On Condescending Choral Conductors
September 14, 2010
A question I've been asking myself lately is this: Why is it that so many choral conductors treat their singers like children? I'm talking adult ensembles here, not ones composed of minors.
I don't want to over-generalize as I know that the field has conductors that do not behave in this way. But judging by what people who've sung with a number of groups over the years have told me, the trait among music directors of patronizing their singers runs strong. It must be part of the job description.
I wonder whether the reason for this (or part of the reason at least) stems from the fact that choral singing is in many cases a pedagogical activity. It's the one music-making format with universal application possibilities. Many choral directors experienced singing in choirs as kids and many of them have directed ensembles of children, youths, students or maybe adults with no musical training whatsoever. The pedagogical aspect of the job mistakenly makes them think that they can talk down to the vocalists.

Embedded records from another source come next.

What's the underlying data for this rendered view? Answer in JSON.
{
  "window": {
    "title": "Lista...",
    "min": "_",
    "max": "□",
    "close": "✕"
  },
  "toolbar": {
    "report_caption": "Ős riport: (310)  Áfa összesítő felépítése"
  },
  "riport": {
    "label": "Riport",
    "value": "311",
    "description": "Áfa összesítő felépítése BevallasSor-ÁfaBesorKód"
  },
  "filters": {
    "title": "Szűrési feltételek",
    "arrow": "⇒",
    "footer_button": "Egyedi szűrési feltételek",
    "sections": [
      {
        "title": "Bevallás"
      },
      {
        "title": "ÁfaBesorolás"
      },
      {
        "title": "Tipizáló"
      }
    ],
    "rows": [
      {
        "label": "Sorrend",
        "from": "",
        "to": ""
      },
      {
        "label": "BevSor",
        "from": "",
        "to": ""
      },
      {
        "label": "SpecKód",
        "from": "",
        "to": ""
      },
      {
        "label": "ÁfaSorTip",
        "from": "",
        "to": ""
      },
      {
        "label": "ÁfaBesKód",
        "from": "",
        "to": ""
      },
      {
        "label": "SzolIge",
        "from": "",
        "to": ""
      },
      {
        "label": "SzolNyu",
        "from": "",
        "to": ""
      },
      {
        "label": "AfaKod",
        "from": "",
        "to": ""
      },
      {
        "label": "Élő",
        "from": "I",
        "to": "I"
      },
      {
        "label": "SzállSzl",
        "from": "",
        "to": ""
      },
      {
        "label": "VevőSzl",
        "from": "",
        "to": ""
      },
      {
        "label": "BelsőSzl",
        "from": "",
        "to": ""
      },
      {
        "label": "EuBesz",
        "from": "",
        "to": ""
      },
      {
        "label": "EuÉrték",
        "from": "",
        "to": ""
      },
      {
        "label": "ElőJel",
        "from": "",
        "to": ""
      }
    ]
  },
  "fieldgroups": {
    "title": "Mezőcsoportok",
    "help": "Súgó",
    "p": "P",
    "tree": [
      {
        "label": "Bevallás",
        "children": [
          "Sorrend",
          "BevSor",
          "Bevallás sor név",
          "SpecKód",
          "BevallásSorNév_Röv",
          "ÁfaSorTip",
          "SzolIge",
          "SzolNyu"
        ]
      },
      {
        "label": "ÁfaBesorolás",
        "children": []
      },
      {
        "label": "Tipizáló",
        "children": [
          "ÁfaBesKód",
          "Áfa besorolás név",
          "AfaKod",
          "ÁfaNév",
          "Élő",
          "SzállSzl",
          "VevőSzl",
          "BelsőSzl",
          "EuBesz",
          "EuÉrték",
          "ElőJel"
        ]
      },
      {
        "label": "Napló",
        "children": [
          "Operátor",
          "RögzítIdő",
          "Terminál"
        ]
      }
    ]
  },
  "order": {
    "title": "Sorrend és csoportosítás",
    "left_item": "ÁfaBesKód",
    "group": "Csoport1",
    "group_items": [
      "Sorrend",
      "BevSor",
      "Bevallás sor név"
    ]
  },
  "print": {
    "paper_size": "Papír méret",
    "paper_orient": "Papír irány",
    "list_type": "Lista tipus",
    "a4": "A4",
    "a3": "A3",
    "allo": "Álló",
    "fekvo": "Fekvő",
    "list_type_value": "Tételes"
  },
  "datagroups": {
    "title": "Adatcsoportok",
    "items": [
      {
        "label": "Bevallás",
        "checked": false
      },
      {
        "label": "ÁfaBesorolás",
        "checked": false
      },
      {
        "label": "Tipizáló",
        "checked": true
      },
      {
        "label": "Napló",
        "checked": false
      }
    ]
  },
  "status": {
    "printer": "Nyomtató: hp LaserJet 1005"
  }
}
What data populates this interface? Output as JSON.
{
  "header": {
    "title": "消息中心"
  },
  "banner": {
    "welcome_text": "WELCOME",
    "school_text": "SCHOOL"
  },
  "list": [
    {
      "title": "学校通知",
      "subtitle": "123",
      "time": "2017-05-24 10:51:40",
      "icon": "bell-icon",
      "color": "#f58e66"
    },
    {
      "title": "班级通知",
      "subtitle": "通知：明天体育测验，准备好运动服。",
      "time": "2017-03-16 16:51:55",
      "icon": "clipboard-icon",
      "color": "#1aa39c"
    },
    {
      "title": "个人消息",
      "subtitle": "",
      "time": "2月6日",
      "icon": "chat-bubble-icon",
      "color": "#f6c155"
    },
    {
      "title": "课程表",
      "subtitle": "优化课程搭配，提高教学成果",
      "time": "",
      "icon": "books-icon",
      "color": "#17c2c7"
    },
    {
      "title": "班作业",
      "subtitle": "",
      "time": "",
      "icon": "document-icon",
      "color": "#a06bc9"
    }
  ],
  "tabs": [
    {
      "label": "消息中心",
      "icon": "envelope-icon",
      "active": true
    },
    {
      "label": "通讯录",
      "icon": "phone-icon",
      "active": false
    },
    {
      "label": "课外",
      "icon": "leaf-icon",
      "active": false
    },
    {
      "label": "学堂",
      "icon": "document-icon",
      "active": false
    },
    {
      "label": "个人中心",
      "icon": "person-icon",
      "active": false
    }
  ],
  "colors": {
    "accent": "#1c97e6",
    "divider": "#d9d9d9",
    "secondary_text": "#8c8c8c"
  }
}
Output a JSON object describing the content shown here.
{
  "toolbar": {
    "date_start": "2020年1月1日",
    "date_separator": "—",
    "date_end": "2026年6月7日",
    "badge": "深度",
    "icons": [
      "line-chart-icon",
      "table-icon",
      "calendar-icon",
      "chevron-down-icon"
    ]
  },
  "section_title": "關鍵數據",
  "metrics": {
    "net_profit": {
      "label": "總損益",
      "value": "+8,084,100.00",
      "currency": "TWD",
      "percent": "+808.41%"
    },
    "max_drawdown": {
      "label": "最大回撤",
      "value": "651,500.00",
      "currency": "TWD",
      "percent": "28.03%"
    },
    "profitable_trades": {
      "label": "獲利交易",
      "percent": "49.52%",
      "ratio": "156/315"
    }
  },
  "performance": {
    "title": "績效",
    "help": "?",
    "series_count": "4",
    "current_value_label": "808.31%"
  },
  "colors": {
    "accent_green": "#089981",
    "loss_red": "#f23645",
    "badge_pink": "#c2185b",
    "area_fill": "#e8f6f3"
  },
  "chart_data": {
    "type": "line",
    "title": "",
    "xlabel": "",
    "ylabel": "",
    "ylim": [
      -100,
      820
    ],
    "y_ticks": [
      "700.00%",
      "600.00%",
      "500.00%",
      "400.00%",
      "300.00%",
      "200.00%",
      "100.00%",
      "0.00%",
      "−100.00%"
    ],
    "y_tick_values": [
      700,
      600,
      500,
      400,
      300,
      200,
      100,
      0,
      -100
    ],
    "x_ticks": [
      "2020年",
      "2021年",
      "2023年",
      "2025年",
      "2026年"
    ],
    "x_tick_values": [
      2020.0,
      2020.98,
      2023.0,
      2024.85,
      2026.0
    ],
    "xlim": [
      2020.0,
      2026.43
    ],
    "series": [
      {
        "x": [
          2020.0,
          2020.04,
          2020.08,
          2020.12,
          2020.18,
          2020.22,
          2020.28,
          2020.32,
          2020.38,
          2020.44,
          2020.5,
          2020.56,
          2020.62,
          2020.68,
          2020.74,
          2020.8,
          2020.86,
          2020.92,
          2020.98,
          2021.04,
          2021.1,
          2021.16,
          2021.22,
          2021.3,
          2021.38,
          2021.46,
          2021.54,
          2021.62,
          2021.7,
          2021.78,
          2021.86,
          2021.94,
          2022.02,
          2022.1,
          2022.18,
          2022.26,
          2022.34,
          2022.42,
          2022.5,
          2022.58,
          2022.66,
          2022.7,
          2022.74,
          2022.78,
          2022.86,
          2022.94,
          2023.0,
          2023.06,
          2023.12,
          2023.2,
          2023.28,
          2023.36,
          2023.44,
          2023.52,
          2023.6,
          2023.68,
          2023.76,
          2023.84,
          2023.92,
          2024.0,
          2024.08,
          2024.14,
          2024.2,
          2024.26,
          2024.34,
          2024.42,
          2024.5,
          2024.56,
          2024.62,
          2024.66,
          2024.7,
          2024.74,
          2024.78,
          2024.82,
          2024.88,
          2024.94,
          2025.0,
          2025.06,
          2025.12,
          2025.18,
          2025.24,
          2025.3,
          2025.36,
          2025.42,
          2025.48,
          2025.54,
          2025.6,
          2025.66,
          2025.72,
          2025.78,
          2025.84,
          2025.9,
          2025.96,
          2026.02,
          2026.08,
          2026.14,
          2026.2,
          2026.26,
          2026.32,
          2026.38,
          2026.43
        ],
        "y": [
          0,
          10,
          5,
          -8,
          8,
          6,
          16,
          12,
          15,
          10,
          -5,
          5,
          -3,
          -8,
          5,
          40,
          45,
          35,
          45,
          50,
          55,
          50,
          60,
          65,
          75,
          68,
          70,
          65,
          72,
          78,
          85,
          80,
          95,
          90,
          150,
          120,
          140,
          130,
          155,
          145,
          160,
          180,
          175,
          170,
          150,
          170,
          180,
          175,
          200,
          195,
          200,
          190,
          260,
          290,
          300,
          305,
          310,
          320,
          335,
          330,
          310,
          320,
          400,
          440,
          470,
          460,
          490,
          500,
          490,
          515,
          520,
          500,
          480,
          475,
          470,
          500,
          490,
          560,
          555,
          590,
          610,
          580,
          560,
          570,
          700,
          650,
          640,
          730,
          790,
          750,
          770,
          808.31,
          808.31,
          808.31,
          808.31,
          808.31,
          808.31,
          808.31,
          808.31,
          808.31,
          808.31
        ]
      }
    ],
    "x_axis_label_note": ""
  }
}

But the habit is exceedingly counter-productive, not to mention denigrating and annoying: As far as I can tell, music directors get better performances from singers when they don't harangue them as one might a naughty schoolchild. Plus, good singers are more likely to stick around than seek other opportunities if they feel like they are being treated like normal human beings.